─── Data provided ───

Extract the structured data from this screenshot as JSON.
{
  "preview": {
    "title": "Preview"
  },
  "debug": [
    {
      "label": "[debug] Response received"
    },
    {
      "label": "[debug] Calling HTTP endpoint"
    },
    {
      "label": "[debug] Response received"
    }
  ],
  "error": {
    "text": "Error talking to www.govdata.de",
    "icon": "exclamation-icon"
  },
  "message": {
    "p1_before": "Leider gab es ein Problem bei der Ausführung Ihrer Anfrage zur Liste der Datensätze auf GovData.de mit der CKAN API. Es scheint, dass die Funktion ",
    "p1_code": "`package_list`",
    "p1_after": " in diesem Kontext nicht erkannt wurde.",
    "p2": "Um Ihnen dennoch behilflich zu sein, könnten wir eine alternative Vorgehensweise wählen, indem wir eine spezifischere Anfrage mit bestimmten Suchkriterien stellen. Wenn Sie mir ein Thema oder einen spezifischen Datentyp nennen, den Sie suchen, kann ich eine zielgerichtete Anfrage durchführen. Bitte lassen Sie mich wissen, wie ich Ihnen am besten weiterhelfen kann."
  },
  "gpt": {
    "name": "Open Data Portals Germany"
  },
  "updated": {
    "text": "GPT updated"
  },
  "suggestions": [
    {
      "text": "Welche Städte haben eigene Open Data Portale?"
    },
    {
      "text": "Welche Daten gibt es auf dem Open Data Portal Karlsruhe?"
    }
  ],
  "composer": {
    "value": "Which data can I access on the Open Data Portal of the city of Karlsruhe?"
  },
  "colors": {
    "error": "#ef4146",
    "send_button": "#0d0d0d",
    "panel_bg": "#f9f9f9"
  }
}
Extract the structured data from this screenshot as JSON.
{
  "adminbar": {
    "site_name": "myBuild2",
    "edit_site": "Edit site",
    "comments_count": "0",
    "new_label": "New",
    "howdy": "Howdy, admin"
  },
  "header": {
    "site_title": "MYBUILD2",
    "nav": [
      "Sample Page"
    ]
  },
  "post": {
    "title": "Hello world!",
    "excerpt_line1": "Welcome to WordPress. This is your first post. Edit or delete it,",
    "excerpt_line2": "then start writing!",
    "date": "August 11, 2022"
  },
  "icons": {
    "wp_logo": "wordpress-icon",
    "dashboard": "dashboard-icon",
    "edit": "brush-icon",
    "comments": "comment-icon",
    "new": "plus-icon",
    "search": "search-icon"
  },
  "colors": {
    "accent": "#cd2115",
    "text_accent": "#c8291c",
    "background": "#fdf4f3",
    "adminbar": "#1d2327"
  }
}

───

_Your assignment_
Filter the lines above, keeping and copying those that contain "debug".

_Answer box_
  "debug": [
      "label": "[debug] Response received"
      "label": "[debug] Calling HTTP endpoint"
      "label": "[debug] Response received"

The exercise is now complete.